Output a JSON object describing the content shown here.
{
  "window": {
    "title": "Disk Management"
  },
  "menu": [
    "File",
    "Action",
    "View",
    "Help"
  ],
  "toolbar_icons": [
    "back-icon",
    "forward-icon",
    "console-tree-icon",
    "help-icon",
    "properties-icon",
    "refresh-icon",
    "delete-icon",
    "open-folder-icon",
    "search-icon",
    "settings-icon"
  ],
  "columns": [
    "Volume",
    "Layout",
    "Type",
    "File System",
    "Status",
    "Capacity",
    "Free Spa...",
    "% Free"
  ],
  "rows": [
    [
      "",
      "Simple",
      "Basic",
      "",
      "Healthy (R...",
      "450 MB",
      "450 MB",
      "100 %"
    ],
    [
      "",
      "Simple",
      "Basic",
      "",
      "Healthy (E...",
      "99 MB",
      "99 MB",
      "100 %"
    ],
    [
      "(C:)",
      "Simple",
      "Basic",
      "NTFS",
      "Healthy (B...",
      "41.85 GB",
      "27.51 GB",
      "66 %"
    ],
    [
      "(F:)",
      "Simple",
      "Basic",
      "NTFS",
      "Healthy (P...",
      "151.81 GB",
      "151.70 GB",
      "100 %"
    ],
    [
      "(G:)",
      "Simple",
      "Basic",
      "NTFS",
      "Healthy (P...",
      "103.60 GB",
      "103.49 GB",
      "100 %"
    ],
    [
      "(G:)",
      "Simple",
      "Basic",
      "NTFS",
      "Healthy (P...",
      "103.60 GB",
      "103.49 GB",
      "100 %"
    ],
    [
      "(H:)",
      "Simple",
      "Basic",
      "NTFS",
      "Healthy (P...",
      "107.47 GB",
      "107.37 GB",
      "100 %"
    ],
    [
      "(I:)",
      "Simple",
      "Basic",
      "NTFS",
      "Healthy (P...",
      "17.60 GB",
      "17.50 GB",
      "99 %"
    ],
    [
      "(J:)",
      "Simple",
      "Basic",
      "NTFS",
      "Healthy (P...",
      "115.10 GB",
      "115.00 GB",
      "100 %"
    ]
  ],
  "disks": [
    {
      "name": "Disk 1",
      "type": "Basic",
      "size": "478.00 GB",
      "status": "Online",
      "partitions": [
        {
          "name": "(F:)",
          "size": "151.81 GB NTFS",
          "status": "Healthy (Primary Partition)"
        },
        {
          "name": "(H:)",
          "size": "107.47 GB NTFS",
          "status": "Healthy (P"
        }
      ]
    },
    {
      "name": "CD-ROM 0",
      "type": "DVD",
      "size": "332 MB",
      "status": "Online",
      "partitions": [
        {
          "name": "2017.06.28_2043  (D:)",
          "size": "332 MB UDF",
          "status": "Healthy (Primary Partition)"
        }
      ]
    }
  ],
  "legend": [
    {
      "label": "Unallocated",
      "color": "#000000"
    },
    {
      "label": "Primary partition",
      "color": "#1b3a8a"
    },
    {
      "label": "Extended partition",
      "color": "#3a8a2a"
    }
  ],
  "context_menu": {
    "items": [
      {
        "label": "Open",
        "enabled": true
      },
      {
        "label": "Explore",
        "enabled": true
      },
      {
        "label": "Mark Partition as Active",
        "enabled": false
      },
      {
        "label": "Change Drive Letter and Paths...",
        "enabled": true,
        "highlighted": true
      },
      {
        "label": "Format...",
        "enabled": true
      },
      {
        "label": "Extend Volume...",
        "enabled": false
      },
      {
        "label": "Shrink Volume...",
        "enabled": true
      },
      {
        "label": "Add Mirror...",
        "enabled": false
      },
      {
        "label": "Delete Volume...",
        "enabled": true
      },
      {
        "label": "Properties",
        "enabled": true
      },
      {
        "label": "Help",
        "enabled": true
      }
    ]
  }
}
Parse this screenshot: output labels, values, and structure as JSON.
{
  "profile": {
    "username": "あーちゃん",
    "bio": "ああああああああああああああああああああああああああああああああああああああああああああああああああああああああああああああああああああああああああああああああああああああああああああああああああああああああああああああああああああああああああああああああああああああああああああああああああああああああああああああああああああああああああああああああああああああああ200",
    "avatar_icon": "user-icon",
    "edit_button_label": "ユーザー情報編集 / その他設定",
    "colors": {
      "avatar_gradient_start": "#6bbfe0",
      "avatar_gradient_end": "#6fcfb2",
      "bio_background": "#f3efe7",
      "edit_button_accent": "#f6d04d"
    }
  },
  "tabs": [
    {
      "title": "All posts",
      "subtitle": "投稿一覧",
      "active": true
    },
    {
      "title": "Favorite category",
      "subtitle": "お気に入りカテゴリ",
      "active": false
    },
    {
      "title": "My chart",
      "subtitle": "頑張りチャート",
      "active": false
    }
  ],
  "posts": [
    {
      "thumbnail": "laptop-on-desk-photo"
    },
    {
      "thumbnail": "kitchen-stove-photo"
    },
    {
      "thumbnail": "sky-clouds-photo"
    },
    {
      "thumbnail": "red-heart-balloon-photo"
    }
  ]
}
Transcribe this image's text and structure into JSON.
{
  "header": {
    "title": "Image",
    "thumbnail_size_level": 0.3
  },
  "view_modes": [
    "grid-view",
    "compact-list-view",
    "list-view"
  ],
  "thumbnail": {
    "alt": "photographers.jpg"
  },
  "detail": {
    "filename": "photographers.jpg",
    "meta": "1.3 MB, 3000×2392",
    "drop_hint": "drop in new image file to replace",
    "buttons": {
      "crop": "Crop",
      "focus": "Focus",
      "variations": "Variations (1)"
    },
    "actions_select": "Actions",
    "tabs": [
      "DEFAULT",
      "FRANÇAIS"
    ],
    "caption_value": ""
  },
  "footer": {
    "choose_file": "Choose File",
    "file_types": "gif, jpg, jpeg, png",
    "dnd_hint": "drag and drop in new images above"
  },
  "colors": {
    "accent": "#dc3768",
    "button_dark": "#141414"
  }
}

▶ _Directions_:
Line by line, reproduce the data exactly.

▶ _Answer box_:
Output a JSON object describing the content shown here.
{
  "window": {
    "title": "Disk Management"
  },
  "menu": [
    "File",
    "Action",
    "View",
    "Help"
  ],
  "toolbar_icons": [
    "back-icon",
    "forward-icon",
    "console-tree-icon",
    "help-icon",
    "properties-icon",
    "refresh-icon",
    "delete-icon",
    "open-folder-icon",
    "search-icon",
    "settings-icon"
  ],
  "columns": [
    "Volume",
    "Layout",
    "Type",
    "File System",
    "Status",
    "Capacity",
    "Free Spa...",
    "% Free"
  ],
  "rows": [
    [
      "",
      "Simple",
      "Basic",
      "",
      "Healthy (R...",
      "450 MB",
      "450 MB",
      "100 %"
    ],
    [
      "",
      "Simple",
      "Basic",
      "",
      "Healthy (E...",
      "99 MB",
      "99 MB",
      "100 %"
    ],
    [
      "(C:)",
      "Simple",
      "Basic",
      "NTFS",
      "Healthy (B...",
      "41.85 GB",
      "27.51 GB",
      "66 %"
    ],
    [
      "(F:)",
      "Simple",
      "Basic",
      "NTFS",
      "Healthy (P...",
      "151.81 GB",
      "151.70 GB",
      "100 %"
    ],
    [
      "(G:)",
      "Simple",
      "Basic",
      "NTFS",
      "Healthy (P...",
      "103.60 GB",
      "103.49 GB",
      "100 %"
    ],
    [
      "(G:)",
      "Simple",
      "Basic",
      "NTFS",
      "Healthy (P...",
      "103.60 GB",
      "103.49 GB",
      "100 %"
    ],
    [
      "(H:)",
      "Simple",
      "Basic",
      "NTFS",
      "Healthy (P...",
      "107.47 GB",
      "107.37 GB",
      "100 %"
    ],
    [
      "(I:)",
      "Simple",
      "Basic",
      "NTFS",
      "Healthy (P...",
      "17.60 GB",
      "17.50 GB",
      "99 %"
    ],
    [
      "(J:)",
      "Simple",
      "Basic",
      "NTFS",
      "Healthy (P...",
      "115.10 GB",
      "115.00 GB",
      "100 %"
    ]
  ],
  "disks": [
    {
      "name": "Disk 1",
      "type": "Basic",
      "size": "478.00 GB",
      "status": "Online",
      "partitions": [
        {
          "name": "(F:)",
          "size": "151.81 GB NTFS",
          "status": "Healthy (Primary Partition)"
        },
        {
          "name": "(H:)",
          "size": "107.47 GB NTFS",
          "status": "Healthy (P"
        }
      ]
    },
    {
      "name": "CD-ROM 0",
      "type": "DVD",
      "size": "332 MB",
      "status": "Online",
      "partitions": [
        {
          "name": "2017.06.28_2043  (D:)",
          "size": "332 MB UDF",
          "status": "Healthy (Primary Partition)"
        }
      ]
    }
  ],
  "legend": [
    {
      "label": "Unallocated",
      "color": "#000000"
    },
    {
      "label": "Primary partition",
      "color": "#1b3a8a"
    },
    {
      "label": "Extended partition",
      "color": "#3a8a2a"
    }
  ],
  "context_menu": {
    "items": [
      {
        "label": "Open",
        "enabled": true
      },
      {
        "label": "Explore",
        "enabled": true
      },
      {
        "label": "Mark Partition as Active",
        "enabled": false
      },
      {
        "label": "Change Drive Letter and Paths...",
        "enabled": true,
        "highlighted": true
      },
      {
        "label": "Format...",
        "enabled": true
      },
      {
        "label": "Extend Volume...",
        "enabled": false
      },
      {
        "label": "Shrink Volume...",
        "enabled": true
      },
      {
        "label": "Add Mirror...",
        "enabled": false
      },
      {
        "label": "Delete Volume...",
        "enabled": true
      },
      {
        "label": "Properties",
        "enabled": true
      },
      {
        "label": "Help",
        "enabled": true
      }
    ]
  }
}
Parse this screenshot: output labels, values, and structure as JSON.
{
  "profile": {
    "username": "あーちゃん",
    "bio": "ああああああああああああああああああああああああああああああああああああああああああああああああああああああああああああああああああああああああああああああああああああああああああああああああああああああああああああああああああああああああああああああああああああああああああああああああああああああああああああああああああああああああああああああああああああああああ200",
    "avatar_icon": "user-icon",
    "edit_button_label": "ユーザー情報編集 / その他設定",
    "colors": {
      "avatar_gradient_start": "#6bbfe0",
      "avatar_gradient_end": "#6fcfb2",
      "bio_background": "#f3efe7",
      "edit_button_accent": "#f6d04d"
    }
  },
  "tabs": [
    {
      "title": "All posts",
      "subtitle": "投稿一覧",
      "active": true
    },
    {
      "title": "Favorite category",
      "subtitle": "お気に入りカテゴリ",
      "active": false
    },
    {
      "title": "My chart",
      "subtitle": "頑張りチャート",
      "active": false
    }
  ],
  "posts": [
    {
      "thumbnail": "laptop-on-desk-photo"
    },
    {
      "thumbnail": "kitchen-stove-photo"
    },
    {
      "thumbnail": "sky-clouds-photo"
    },
    {
      "thumbnail": "red-heart-balloon-photo"
    }
  ]
}
Transcribe this image's text and structure into JSON.
{
  "header": {
    "title": "Image",
    "thumbnail_size_level": 0.3
  },
  "view_modes": [
    "grid-view",
    "compact-list-view",
    "list-view"
  ],
  "thumbnail": {
    "alt": "photographers.jpg"
  },
  "detail": {
    "filename": "photographers.jpg",
    "meta": "1.3 MB, 3000×2392",
    "drop_hint": "drop in new image file to replace",
    "buttons": {
      "crop": "Crop",
      "focus": "Focus",
      "variations": "Variations (1)"
    },
    "actions_select": "Actions",
    "tabs": [
      "DEFAULT",
      "FRANÇAIS"
    ],
    "caption_value": ""
  },
  "footer": {
    "choose_file": "Choose File",
    "file_types": "gif, jpg, jpeg, png",
    "dnd_hint": "drag and drop in new images above"
  },
  "colors": {
    "accent": "#dc3768",
    "button_dark": "#141414"
  }
}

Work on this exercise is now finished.